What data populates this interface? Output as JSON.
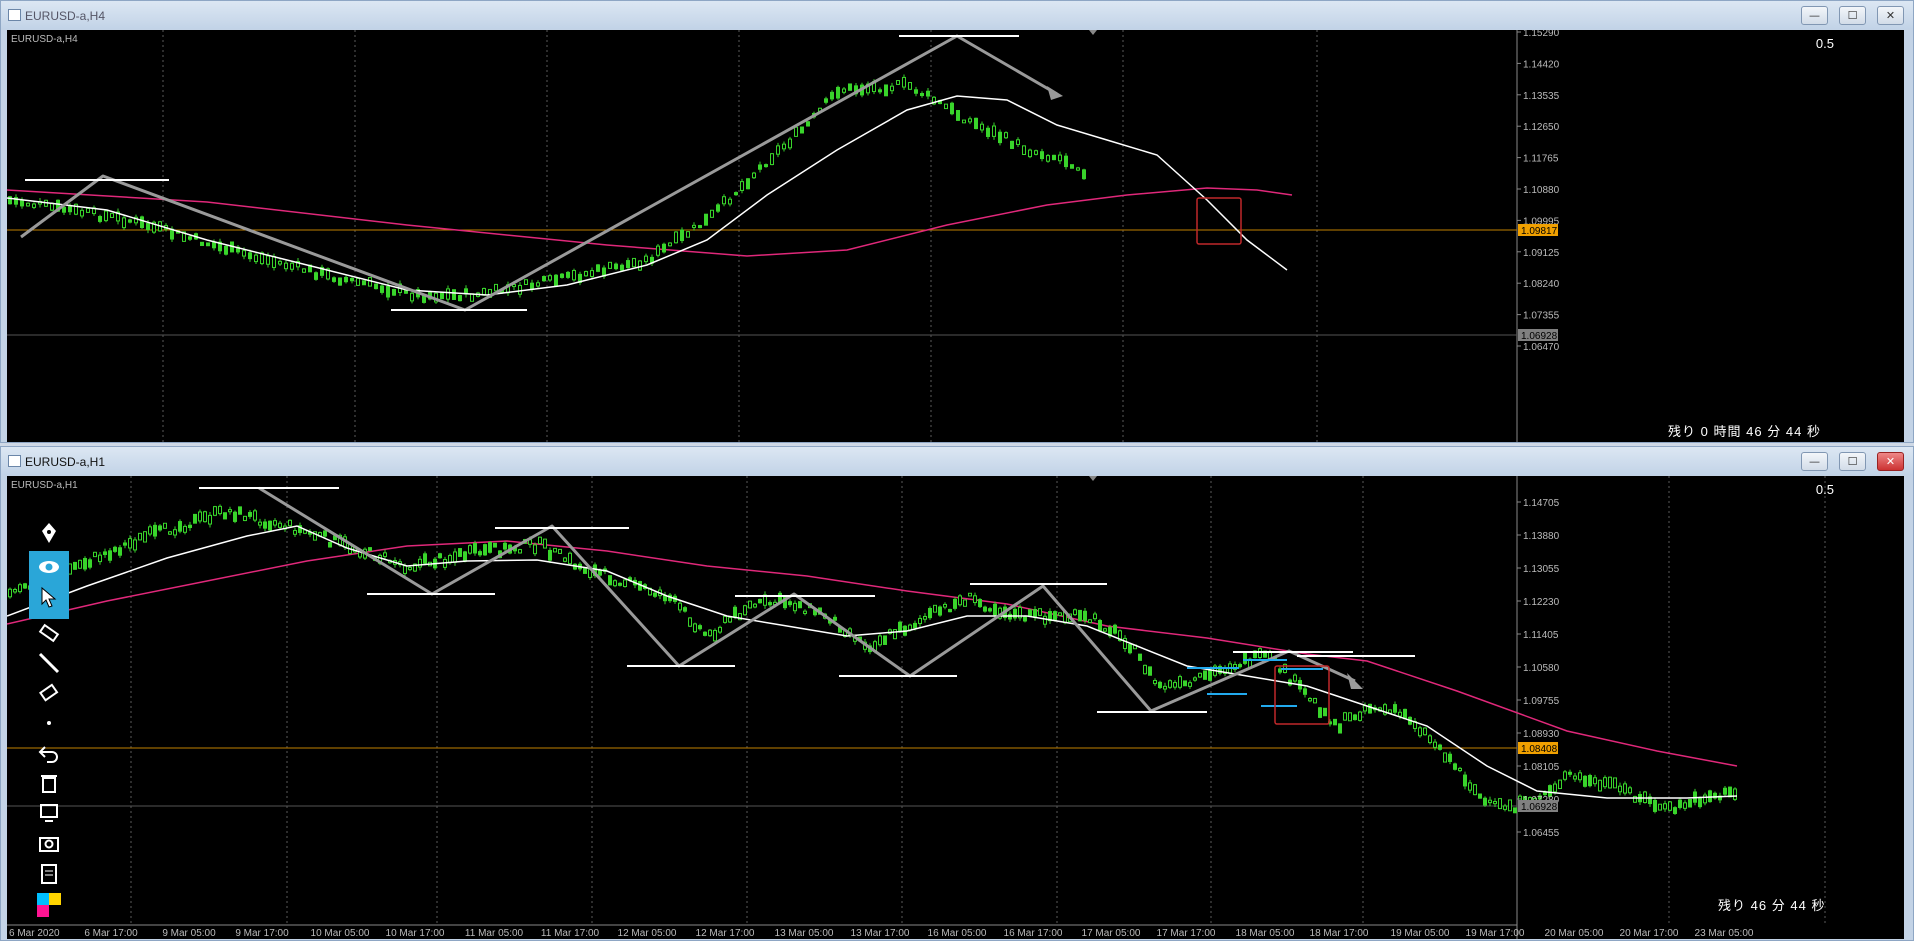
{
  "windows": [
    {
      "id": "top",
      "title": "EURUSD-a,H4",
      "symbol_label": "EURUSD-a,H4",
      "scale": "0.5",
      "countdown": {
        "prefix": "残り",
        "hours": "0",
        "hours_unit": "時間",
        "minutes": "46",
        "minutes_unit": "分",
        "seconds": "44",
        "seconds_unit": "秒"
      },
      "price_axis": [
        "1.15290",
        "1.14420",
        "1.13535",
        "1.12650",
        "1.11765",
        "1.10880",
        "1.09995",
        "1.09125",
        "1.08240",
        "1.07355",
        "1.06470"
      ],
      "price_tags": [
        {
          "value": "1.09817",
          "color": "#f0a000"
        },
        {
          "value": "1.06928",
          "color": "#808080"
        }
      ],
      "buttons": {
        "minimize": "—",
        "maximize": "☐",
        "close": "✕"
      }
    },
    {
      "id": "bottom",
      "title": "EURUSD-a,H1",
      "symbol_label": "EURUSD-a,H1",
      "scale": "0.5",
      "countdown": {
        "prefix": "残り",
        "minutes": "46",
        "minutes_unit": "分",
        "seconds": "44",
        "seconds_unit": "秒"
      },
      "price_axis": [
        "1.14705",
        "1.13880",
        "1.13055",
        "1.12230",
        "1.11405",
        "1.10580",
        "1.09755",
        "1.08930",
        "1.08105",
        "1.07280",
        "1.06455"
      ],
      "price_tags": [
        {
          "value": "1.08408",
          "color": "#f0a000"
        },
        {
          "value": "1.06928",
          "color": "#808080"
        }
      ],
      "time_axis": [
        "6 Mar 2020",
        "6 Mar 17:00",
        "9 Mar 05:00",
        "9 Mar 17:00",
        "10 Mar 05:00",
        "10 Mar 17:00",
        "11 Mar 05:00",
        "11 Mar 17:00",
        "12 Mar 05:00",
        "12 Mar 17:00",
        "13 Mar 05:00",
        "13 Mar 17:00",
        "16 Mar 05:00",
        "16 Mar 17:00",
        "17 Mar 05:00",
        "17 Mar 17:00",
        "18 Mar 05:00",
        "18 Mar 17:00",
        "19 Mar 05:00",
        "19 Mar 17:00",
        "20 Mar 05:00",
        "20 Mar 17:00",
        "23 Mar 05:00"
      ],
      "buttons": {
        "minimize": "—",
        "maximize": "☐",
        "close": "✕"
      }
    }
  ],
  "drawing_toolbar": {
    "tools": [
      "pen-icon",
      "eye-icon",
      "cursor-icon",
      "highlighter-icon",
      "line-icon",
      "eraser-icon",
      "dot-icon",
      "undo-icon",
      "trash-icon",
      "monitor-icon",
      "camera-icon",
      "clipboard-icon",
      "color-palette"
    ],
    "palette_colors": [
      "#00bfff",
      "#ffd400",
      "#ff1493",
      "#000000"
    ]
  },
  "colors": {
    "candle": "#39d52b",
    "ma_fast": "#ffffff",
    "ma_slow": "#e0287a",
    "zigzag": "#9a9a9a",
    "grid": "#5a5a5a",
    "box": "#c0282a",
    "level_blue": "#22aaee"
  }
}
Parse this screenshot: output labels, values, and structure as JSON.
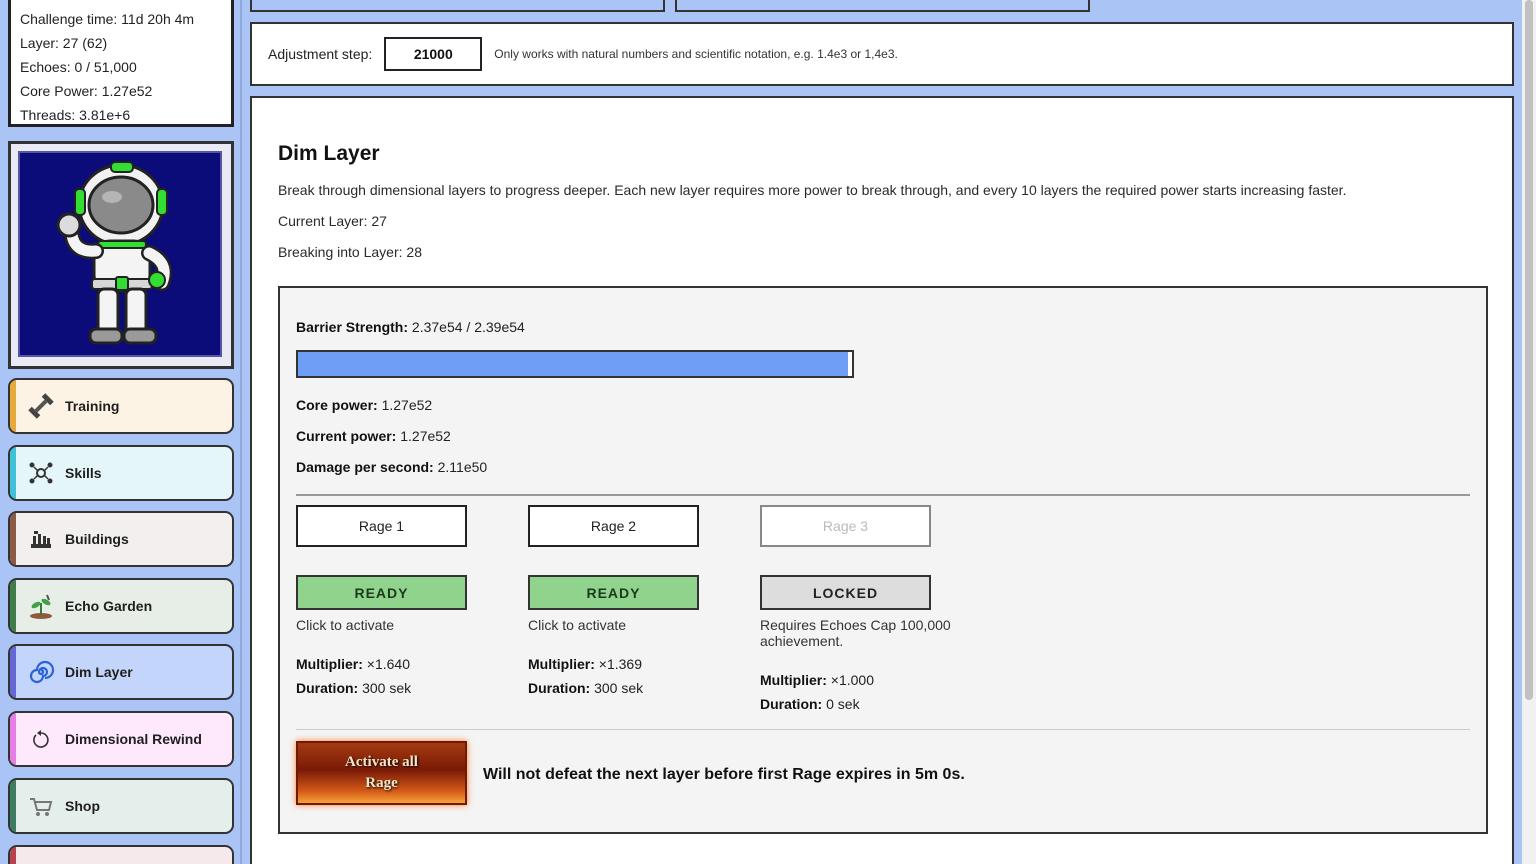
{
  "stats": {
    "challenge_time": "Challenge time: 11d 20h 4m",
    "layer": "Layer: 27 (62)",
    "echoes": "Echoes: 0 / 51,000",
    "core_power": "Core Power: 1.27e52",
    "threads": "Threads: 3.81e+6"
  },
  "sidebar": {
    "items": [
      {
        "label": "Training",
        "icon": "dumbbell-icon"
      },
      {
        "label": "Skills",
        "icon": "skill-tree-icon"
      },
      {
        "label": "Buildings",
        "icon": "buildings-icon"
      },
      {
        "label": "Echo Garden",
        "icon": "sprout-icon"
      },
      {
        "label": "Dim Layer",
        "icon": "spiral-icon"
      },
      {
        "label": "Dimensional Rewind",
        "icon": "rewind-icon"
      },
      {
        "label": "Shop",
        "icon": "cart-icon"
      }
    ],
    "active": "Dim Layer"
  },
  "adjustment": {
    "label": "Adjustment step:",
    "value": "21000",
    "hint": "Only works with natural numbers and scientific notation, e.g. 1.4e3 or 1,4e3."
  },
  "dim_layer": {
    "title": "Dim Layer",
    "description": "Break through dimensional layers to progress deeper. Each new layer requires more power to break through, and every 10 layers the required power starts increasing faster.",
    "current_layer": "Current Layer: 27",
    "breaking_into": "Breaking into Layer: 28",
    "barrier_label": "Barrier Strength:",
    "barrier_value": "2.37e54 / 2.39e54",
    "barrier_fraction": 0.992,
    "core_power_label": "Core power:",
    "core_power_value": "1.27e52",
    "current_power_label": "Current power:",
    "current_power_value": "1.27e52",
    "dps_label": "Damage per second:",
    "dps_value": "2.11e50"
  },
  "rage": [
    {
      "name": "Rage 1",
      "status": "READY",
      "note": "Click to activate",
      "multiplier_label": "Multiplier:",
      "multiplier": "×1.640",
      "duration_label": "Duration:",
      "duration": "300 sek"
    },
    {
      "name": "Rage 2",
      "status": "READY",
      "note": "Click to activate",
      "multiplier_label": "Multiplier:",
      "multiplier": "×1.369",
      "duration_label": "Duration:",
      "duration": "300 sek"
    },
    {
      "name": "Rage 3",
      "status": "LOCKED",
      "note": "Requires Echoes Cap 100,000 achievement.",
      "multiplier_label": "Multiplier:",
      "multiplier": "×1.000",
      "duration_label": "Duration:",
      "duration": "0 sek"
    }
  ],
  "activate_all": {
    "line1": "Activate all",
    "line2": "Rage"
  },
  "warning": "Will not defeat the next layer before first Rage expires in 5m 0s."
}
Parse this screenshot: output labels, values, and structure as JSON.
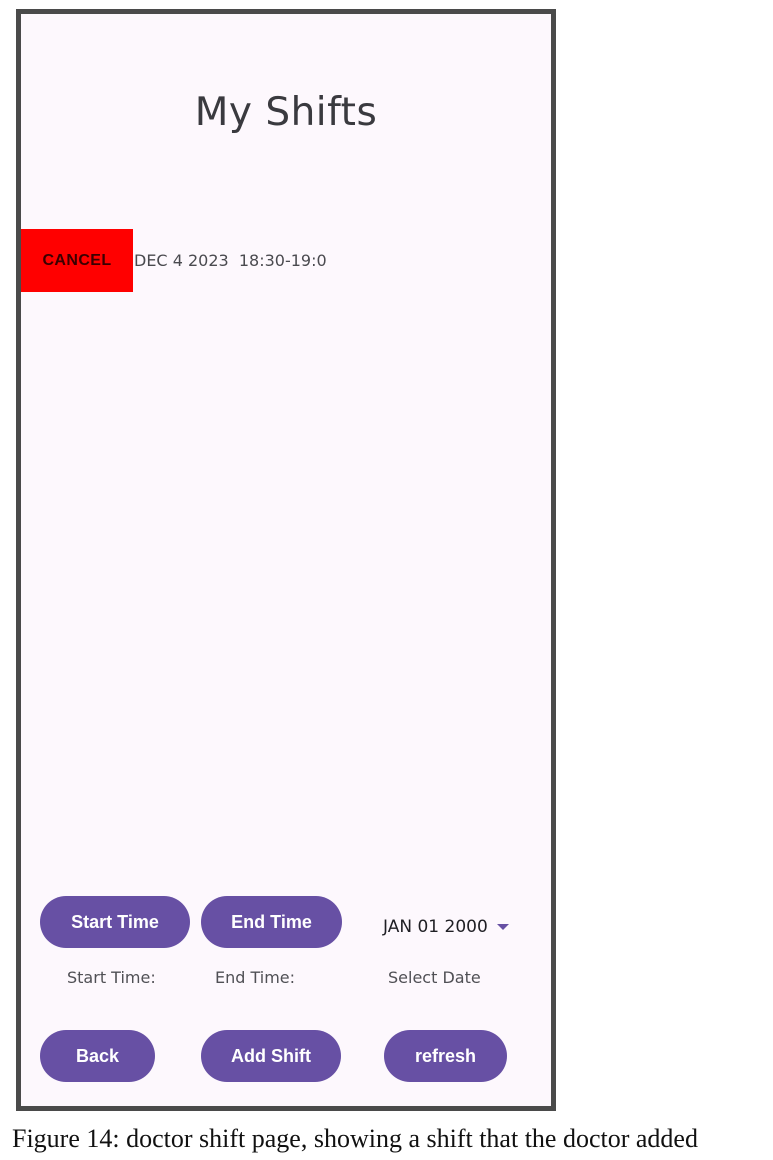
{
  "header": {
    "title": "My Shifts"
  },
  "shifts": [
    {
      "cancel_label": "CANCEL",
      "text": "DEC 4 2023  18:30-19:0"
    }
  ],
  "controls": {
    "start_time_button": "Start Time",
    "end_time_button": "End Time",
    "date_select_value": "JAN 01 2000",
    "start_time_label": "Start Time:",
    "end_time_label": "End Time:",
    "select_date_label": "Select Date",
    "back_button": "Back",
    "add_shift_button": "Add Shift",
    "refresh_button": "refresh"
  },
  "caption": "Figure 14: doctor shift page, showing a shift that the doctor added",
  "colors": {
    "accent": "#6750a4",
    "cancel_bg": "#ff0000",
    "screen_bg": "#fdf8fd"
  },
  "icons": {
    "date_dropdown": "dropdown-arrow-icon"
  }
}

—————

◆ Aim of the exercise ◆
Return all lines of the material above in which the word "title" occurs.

◆ Answer to this task ◆
      "title": "EURUSD-a,H4",
      "title": "EURUSD-a,H1",
    "title": "Dim Layer",
    "title": "My Shifts"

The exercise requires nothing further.